inattention better able to foster unconscious communication. This is a book that dares to turn up the
heat under a vitalizing controversy in the field."
- Robert Langan, Ph.D.
"Paul Cooper’s The Zen Impulse and the Psychoanalytic Encounter is a psychological and spiritual tour
de force, rendered by a man who knows from personal and professional experience whereof he speaks.
A psychoanalyst, a practicing Zen Buddhist and a prolific writer, Cooper reverses Freud’s negative
valuation of religion and demonstrates the parallel and potentially mutually enhancing processes of
psychoanalytic and Zen Buddhist soteriologies. Even more importantly, whereas many books have been
written regarding the relationship between psychoanalysis and Buddhism, this book excels in its
articulation of the degree to which both practices have an essentially common core. It is a gift freely
given by one who has himself made the inward journey of which he writes."
- Robert Gunn, Ph.D.,
"Amidst an abundance of books available relating Buddhism and Psychoanalysis, there is one book that
stands above them all. Paul Cooper’s Zen Impulse and the Psychoanalytic Encounter is extraordinary in
its ability to reflect upon and integrate the essential themes and impulses shared by these two
disciplines. Zen Impulse is a book so rich and comprehensive in scope that writing a review honoring
its complexity is an exceedingly daunting project. Cooper’s approach is different. It is boldly ambitious
in scope, while simultaneously being a deeply personal revelation reflecting his years of experience as
both a psychoanalyst and Zen practitioner. Paul Cooper not only reviews these transformative
disciplines in this volume, he also seems to implicitly invite his readers to explore more deeply their
own subjectivities along with that of their students and patients. This endeavor, in short, becomes a
mutual one. In fact, Cooper seems to invite all readers to join him on this transformative journey—
embracing the Zen impulse and its myriad manifestations."
- Melvin Miller, Ph.D., Journal of Religion and Health
"Paul Cooper is uniquely positioned to write with extensive theoretical and experiential knowledge of
both disciplines, with an exquisite sensibility and depth of understanding. With his specialized
background in both psychoanalysis and Zen Buddhism, he creates a pathway for the reader to
appreciate both the uniqueness of each discipline and their resonance and affinity with each other.. . an
eye-opening exploration of the meaning and pragmatics of the mindful, observed life."
- Merle Molofsky, American Journal of Psychoanalysis
Dear Dr. Cooper,
"I'm just reading your Zen Impulse book and enjoying it so much. It is really subtle and profound, and

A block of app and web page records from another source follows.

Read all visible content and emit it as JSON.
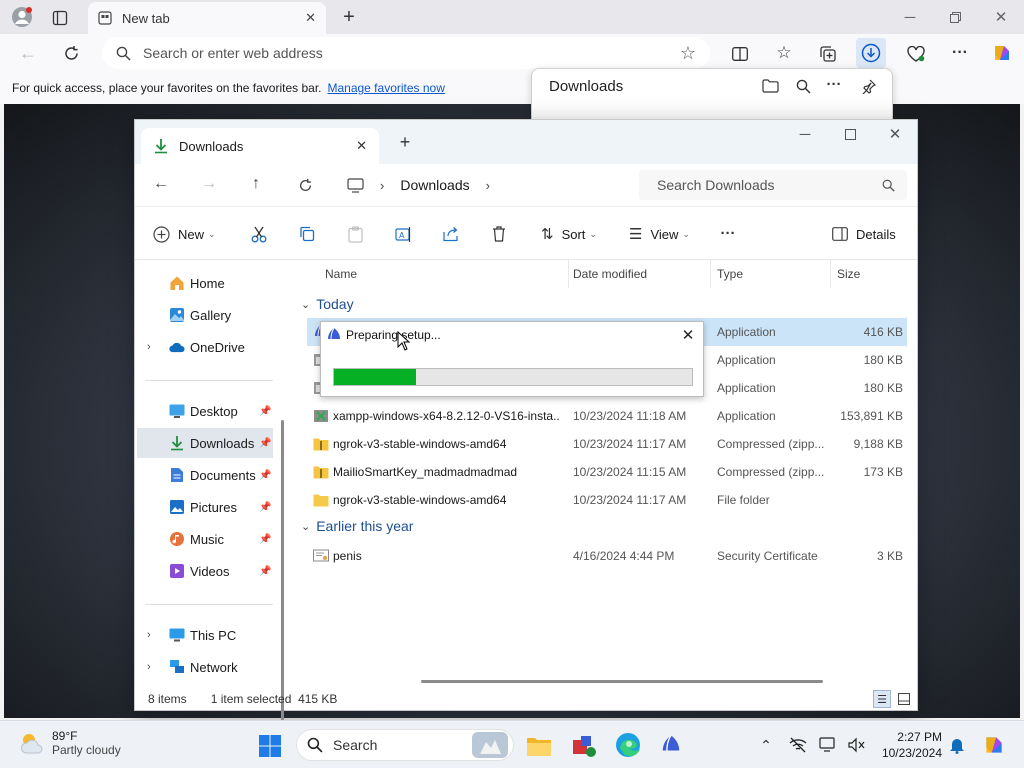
{
  "browser": {
    "tab_title": "New tab",
    "address_placeholder": "Search or enter web address",
    "favbar_text": "For quick access, place your favorites on the favorites bar.",
    "favbar_link": "Manage favorites now",
    "downloads_flyout_title": "Downloads"
  },
  "explorer": {
    "tab_title": "Downloads",
    "breadcrumb": "Downloads",
    "search_placeholder": "Search Downloads",
    "commands": {
      "new": "New",
      "sort": "Sort",
      "view": "View",
      "details": "Details"
    },
    "sidebar": {
      "home": "Home",
      "gallery": "Gallery",
      "onedrive": "OneDrive",
      "desktop": "Desktop",
      "downloads": "Downloads",
      "documents": "Documents",
      "pictures": "Pictures",
      "music": "Music",
      "videos": "Videos",
      "thispc": "This PC",
      "network": "Network"
    },
    "columns": {
      "name": "Name",
      "date": "Date modified",
      "type": "Type",
      "size": "Size"
    },
    "groups": {
      "today": "Today",
      "earlier": "Earlier this year"
    },
    "files": [
      {
        "name": "",
        "date": "",
        "type": "Application",
        "size": "416 KB"
      },
      {
        "name": "",
        "date": "",
        "type": "Application",
        "size": "180 KB"
      },
      {
        "name": "",
        "date": "",
        "type": "Application",
        "size": "180 KB"
      },
      {
        "name": "xampp-windows-x64-8.2.12-0-VS16-insta...",
        "date": "10/23/2024 11:18 AM",
        "type": "Application",
        "size": "153,891 KB"
      },
      {
        "name": "ngrok-v3-stable-windows-amd64",
        "date": "10/23/2024 11:17 AM",
        "type": "Compressed (zipp...",
        "size": "9,188 KB"
      },
      {
        "name": "MailioSmartKey_madmadmadmad",
        "date": "10/23/2024 11:15 AM",
        "type": "Compressed (zipp...",
        "size": "173 KB"
      },
      {
        "name": "ngrok-v3-stable-windows-amd64",
        "date": "10/23/2024 11:17 AM",
        "type": "File folder",
        "size": ""
      },
      {
        "name": "penis",
        "date": "4/16/2024 4:44 PM",
        "type": "Security Certificate",
        "size": "3 KB"
      }
    ],
    "status": {
      "items": "8 items",
      "selected": "1 item selected  415 KB"
    }
  },
  "setup_dialog": {
    "title": "Preparing setup...",
    "progress": 0.23
  },
  "taskbar": {
    "temperature": "89°F",
    "condition": "Partly cloudy",
    "search_label": "Search",
    "time": "2:27 PM",
    "date": "10/23/2024"
  }
}
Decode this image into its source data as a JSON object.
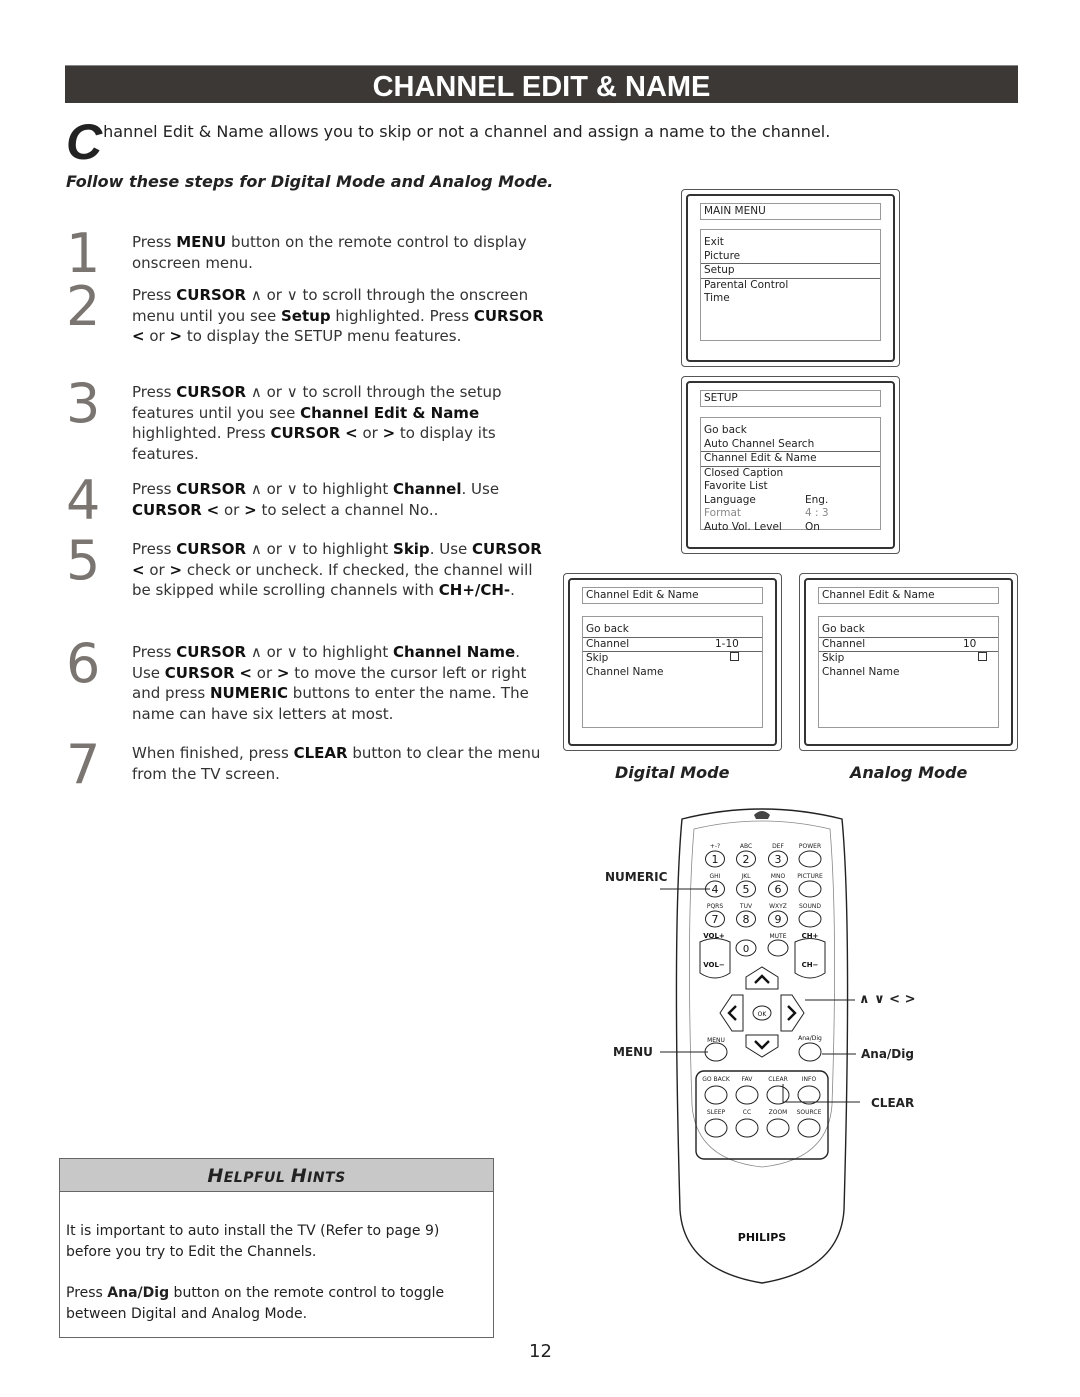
{
  "title": "CHANNEL EDIT & NAME",
  "intro": {
    "dropcap": "C",
    "text": "hannel Edit & Name allows you to skip or not a channel and assign a name to the channel."
  },
  "follow": "Follow these steps for Digital Mode and Analog Mode.",
  "steps": [
    {
      "num": "1",
      "html": "Press <b>MENU</b> button on the remote control to display onscreen menu."
    },
    {
      "num": "2",
      "html": "Press <b>CURSOR</b> &#8743; or &#8744; to scroll through the onscreen menu until you see <b>Setup</b> highlighted. Press <b>CURSOR</b> <b>&lt;</b> or <b>&gt;</b> to display the SETUP menu features."
    },
    {
      "num": "3",
      "html": "Press <b>CURSOR</b> &#8743; or &#8744; to scroll through the setup features until you see <b>Channel Edit &amp; Name</b> highlighted. Press <b>CURSOR</b> <b>&lt;</b> or <b>&gt;</b> to display its features."
    },
    {
      "num": "4",
      "html": "Press <b>CURSOR</b> &#8743; or &#8744; to highlight <b>Channel</b>. Use <b>CURSOR</b> <b>&lt;</b> or <b>&gt;</b> to select a channel No.."
    },
    {
      "num": "5",
      "html": "Press <b>CURSOR</b> &#8743; or &#8744; to highlight <b>Skip</b>. Use <b>CURSOR</b> <b>&lt;</b> or <b>&gt;</b> check or uncheck. If checked, the channel will be skipped while scrolling channels with <b>CH+/CH-</b>."
    },
    {
      "num": "6",
      "html": "Press <b>CURSOR</b> &#8743; or &#8744; to highlight <b>Channel Name</b>. Use <b>CURSOR</b> <b>&lt;</b> or <b>&gt;</b> to move the cursor left or right and press <b>NUMERIC</b> buttons to enter the name. The name can have six letters at most."
    },
    {
      "num": "7",
      "html": "When finished, press <b>CLEAR</b> button to clear the menu from the TV screen."
    }
  ],
  "screens": {
    "main_menu": {
      "header": "MAIN MENU",
      "items": [
        {
          "label": "Exit",
          "value": ""
        },
        {
          "label": "Picture",
          "value": ""
        },
        {
          "label": "Setup",
          "value": "",
          "selected": true
        },
        {
          "label": "Parental Control",
          "value": ""
        },
        {
          "label": "Time",
          "value": ""
        }
      ]
    },
    "setup": {
      "header": "SETUP",
      "items": [
        {
          "label": "Go back",
          "value": ""
        },
        {
          "label": "Auto Channel Search",
          "value": ""
        },
        {
          "label": "Channel Edit & Name",
          "value": "",
          "selected": true
        },
        {
          "label": "Closed Caption",
          "value": ""
        },
        {
          "label": "Favorite List",
          "value": ""
        },
        {
          "label": "Language",
          "value": "Eng."
        },
        {
          "label": "Format",
          "value": "4 : 3",
          "dim": true
        },
        {
          "label": "Auto Vol. Level",
          "value": "On"
        }
      ]
    },
    "digital": {
      "header": "Channel Edit & Name",
      "items": [
        {
          "label": "Go back",
          "value": ""
        },
        {
          "label": "Channel",
          "value": "1-10",
          "selected": true
        },
        {
          "label": "Skip",
          "value": "",
          "checkbox": true,
          "checked": false
        },
        {
          "label": "Channel Name",
          "value": ""
        }
      ],
      "mode_label": "Digital Mode"
    },
    "analog": {
      "header": "Channel Edit & Name",
      "items": [
        {
          "label": "Go back",
          "value": ""
        },
        {
          "label": "Channel",
          "value": "10",
          "selected": true
        },
        {
          "label": "Skip",
          "value": "",
          "checkbox": true,
          "checked": false
        },
        {
          "label": "Channel Name",
          "value": ""
        }
      ],
      "mode_label": "Analog Mode"
    }
  },
  "remote": {
    "brand": "PHILIPS",
    "callouts": {
      "numeric": "NUMERIC",
      "cursor": "∧ ∨ < >",
      "menu": "MENU",
      "anadig": "Ana/Dig",
      "clear": "CLEAR"
    },
    "keypad": [
      {
        "top": "+-?",
        "key": "1"
      },
      {
        "top": "ABC",
        "key": "2"
      },
      {
        "top": "DEF",
        "key": "3"
      },
      {
        "top": "POWER",
        "key": ""
      },
      {
        "top": "GHI",
        "key": "4"
      },
      {
        "top": "JKL",
        "key": "5"
      },
      {
        "top": "MNO",
        "key": "6"
      },
      {
        "top": "PICTURE",
        "key": ""
      },
      {
        "top": "PQRS",
        "key": "7"
      },
      {
        "top": "TUV",
        "key": "8"
      },
      {
        "top": "WXYZ",
        "key": "9"
      },
      {
        "top": "SOUND",
        "key": ""
      }
    ],
    "labels": {
      "vol_plus": "VOL+",
      "vol_minus": "VOL−",
      "ch_plus": "CH+",
      "ch_minus": "CH−",
      "mute": "MUTE",
      "zero": "0",
      "ok": "OK",
      "menu": "MENU",
      "anadig": "Ana/Dig"
    },
    "bottom_keys": [
      "GO BACK",
      "FAV",
      "CLEAR",
      "INFO",
      "SLEEP",
      "CC",
      "ZOOM",
      "SOURCE"
    ]
  },
  "hints": {
    "title": "Helpful Hints",
    "paragraphs": [
      "It is important to auto install the TV (Refer to page 9) before you try to Edit the Channels.",
      "Press <b>Ana/Dig</b> button on the remote control to toggle between Digital and Analog Mode."
    ]
  },
  "page_number": "12"
}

represents both Zen and psychoanalysis at their best and most true. I've read many books and
articles on Buddhism and psychoanalysis and most fall flat; thank you so much for preserving the
-Megan Rundel, PhD, Psychoanalytic Institute of Northern Calfornia
Cooper's use of Matte-Blanco to integrate the spiritual into humanistic phenomenology –– oﬀers to
ground much of the otherwise ‘airy-fairy’ notions of spirituality presently circulating within
psychotherapy. . . . a stimulating and provocative book
- Steve Nolan, Psychodynamic Practice
"Paul Cooper has written a book full of insight and caring. Scholarly yet accessible to laypersons and
practitioners alike, it is essential reading for those interested in the encounter between Zen and
- William Parsons, Ph.D.
"Paul Cooper understands exquisitely the common ground of psychoanalysis and Buddhist psychology.
Though their use of words is often quite different (ego, attachment), each opens up to a ground of
being that transcends the bells and whistles of this concrete, conscious world. Cooper's exploration is
free of jargon or any of the annoying qualities of the "true believer."
-Thomas Wagner, National Psychological Association for Psychoanalysis